There are some moments that take years of waiting to arrive. I'm not talking about wedding days or graduation ceremonies; and not the monuments of first steps or your first home. These moments are far simpler and more of a home-baked bread variety. When that spark of reading lights up within your child, or they look up at the sky and express the same marvel you have, or you stand by as they experience the pride of placing a meal made from scratch upon the table. You probably have your own list, those are just a few that thrill this particular heart.
A special one of mine is reading The Hiding Place. This is my fourth excavation of this treasure, but I have waited for years to be able to enter into it with my girls. The first time I read it was in high school with my sister, Lana. The second time was to my boys, a bit over ten years ago. The third time was on my own, in my room, away from everything and everyone else. And now I am getting to share Corrie, and Father, and Betsie, and Pickwick, and Eusie, and all of them, with my girls. I've always identified Lan and I with Betsie and Corrie, respectively, which lends a tender sweetness to the book. I have been brought to tears on this occasion of visiting the story within more than any other, I am sure. All good and right and as it should be.

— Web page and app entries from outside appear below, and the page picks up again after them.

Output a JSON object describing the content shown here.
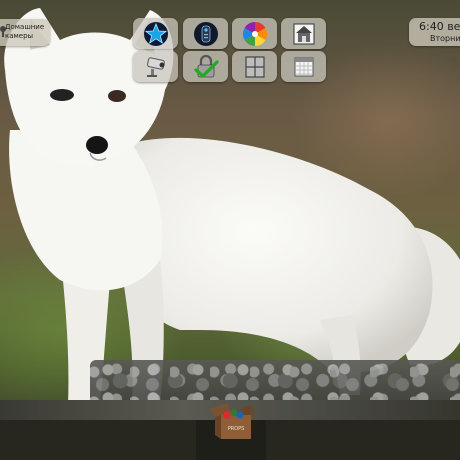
{
  "wallpaper": {
    "subject": "arctic fox"
  },
  "widgets": {
    "cameras": {
      "line1": "Домашние",
      "line2": "камеры",
      "icon": "camera-icon"
    },
    "clock": {
      "time": "6:40 веч",
      "day": "Вторни"
    }
  },
  "tiles": [
    {
      "name": "favorites",
      "icon": "star-icon"
    },
    {
      "name": "remote",
      "icon": "remote-control-icon"
    },
    {
      "name": "colors",
      "icon": "color-wheel-icon"
    },
    {
      "name": "home-settings",
      "icon": "house-icon"
    },
    {
      "name": "security-camera",
      "icon": "security-camera-icon"
    },
    {
      "name": "lock",
      "icon": "lock-check-icon"
    },
    {
      "name": "window",
      "icon": "window-icon"
    },
    {
      "name": "calendar",
      "icon": "calendar-icon"
    }
  ],
  "dock": {
    "props_label": "PROPS"
  },
  "colors": {
    "tile_bg": "#c8c6bc",
    "star": "#1aa3e8",
    "check": "#22aa22"
  }
}
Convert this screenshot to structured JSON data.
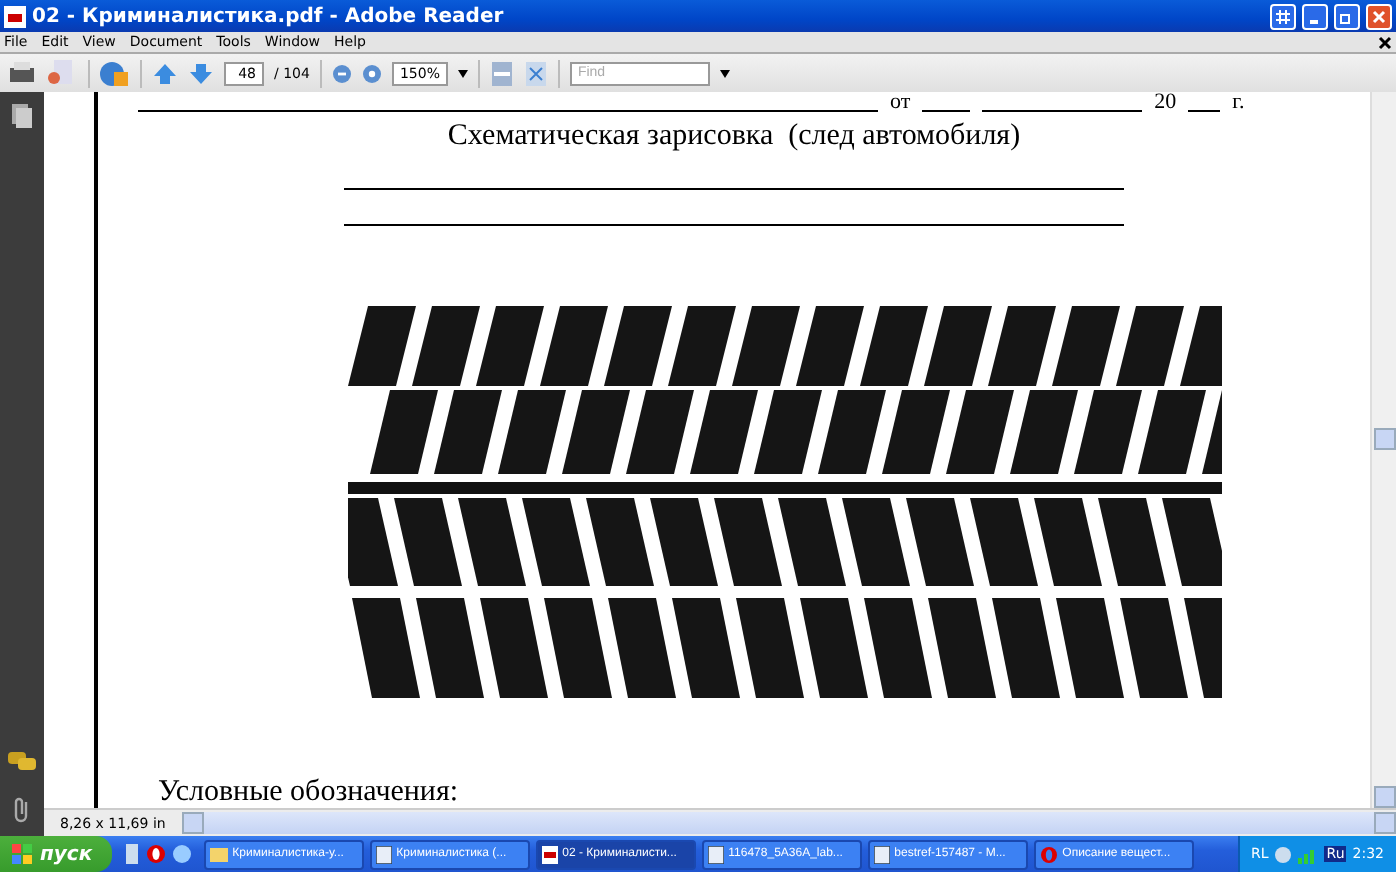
{
  "window": {
    "title": "02 - Криминалистика.pdf - Adobe Reader"
  },
  "menu": [
    "File",
    "Edit",
    "View",
    "Document",
    "Tools",
    "Window",
    "Help"
  ],
  "toolbar": {
    "page": "48",
    "page_count": "/ 104",
    "zoom": "150%",
    "find": {
      "placeholder": "Find"
    }
  },
  "document": {
    "top_line": [
      "от",
      "20",
      "г."
    ],
    "heading": "Схематическая зарисовка  (след автомобиля)",
    "footer_heading": "Условные обозначения:"
  },
  "status_bar": {
    "page_size": "8,26 x 11,69 in"
  },
  "taskbar": {
    "start": "пуск",
    "tasks": [
      {
        "label": "Криминалистика-у...",
        "kind": "folder",
        "selected": false
      },
      {
        "label": "Криминалистика (...",
        "kind": "doc",
        "selected": false
      },
      {
        "label": "02 - Криминалисти...",
        "kind": "pdf",
        "selected": true
      },
      {
        "label": "116478_5A36A_lab...",
        "kind": "doc",
        "selected": false
      },
      {
        "label": "bestref-157487 - M...",
        "kind": "doc",
        "selected": false
      },
      {
        "label": "Описание вещест...",
        "kind": "opera",
        "selected": false
      }
    ],
    "tray": {
      "lang": "RL",
      "keyboard": "Ru",
      "clock": "2:32"
    }
  }
}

I have delighted in taking the girls through a mental tour of the Beje and all its endearing oddities, introducing them to the the Tantes and the individual ways that familial love and challenges stretch them, one and all. When we read the news that Father had died, they mourned with Corrie as well. In one of my favorite chapters, The Lieutenant, I felt my girls in the small hut with the Ten Boom "children," extending their joy, their sorrow, their very inheritance, and most especially their prayers to include the searching man who had brought them all together for a stolen moment.
Tonight, A and L raced to get their showers done so that we could read one more chapter before bed. We are flying through and almost done! I smiled in delight as they ran up the stairs, hurrying. I love this. I hope they miss the Ten Booms as much as I do when the last page is read and the book is placed back upon the shelf, but that it remains alive in their hearts and memories as well - like all the best books do.